More worrying, though, were the dribbles of wishy-washy info that emerged after the show. Microsoft's enormously confusing Q&A post presented the vision of a console that will present consumers with some form of online DRM, but as a trade-off won't require you to be always-online. Oh, and there might be fees for second-hand usage, but apparently the console will still somehow support pre-owned habits. And Xbox LIVE Gold will still be in operation, in some fashion, whatever that means.
Sony refused to show us the console, but left us with concrete answers and a firm idea of the PS4's focus. Microsoft showed us their machine and yet left us all bewildered, with more questions than when we'd started. We'd hoped that this event would put some of the chundering rumour mill's mess to bed. But it span the damn thing faster.
It's a ballsy move, this shooting for a larger slice of the pie by targeting an enormous, unidentifiable mass of entertainment consumers, but it was inevitable. Microsoft's movements over the past few years -- those godawful Metro updates to the Xbox 360's dashboard, an increased focus on the marketplace formerly known as Zune, and a rebrand to reflect a product that doesn't make you instinctively gag -- these have been done in increments, steadily diluting Xbox as a gaming brand. Now, at least, the master plan is clear, and Microsoft doesn't have to hide its anti-consumer tendencies any more.
Tread softly, Xbox One. We had dreams of a more open platform, fuelled by a connection between console and PC that Microsoft would have been perfectly poised to provide. You trod on those dreams.

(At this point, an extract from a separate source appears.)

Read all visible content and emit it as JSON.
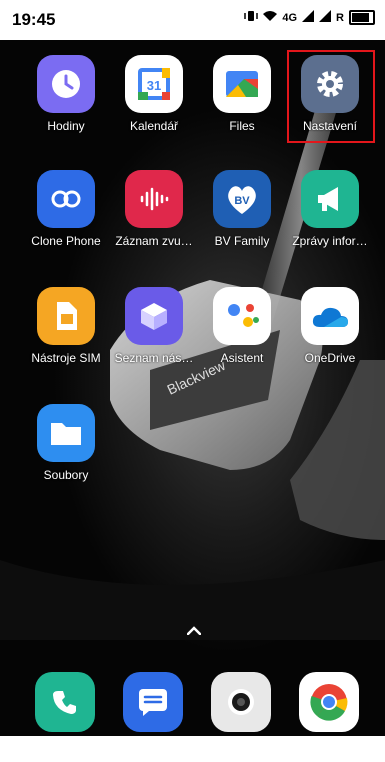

We'll have to wait until E3 and beyond to assess the Xbox One as a gaming platform, that much is evident. But the worry is that Microsoft have spread themselves too thin, and are fighting a war for the living room on multiple fronts, using weapons that have all been in existence for months if not years. Pricing will be key, both for the console itself and whatever subscription plans the suits in Redmond are cooking up. No matter how much Microsoft played them down last night, the games will be crucial too, perhaps more than ever now. The core gaming audience picked up the Xbox 360 because it came first. Now, however, it'll come down to exclusives services, convenience, and value.
Gabe Newell is probably laughing his arse off.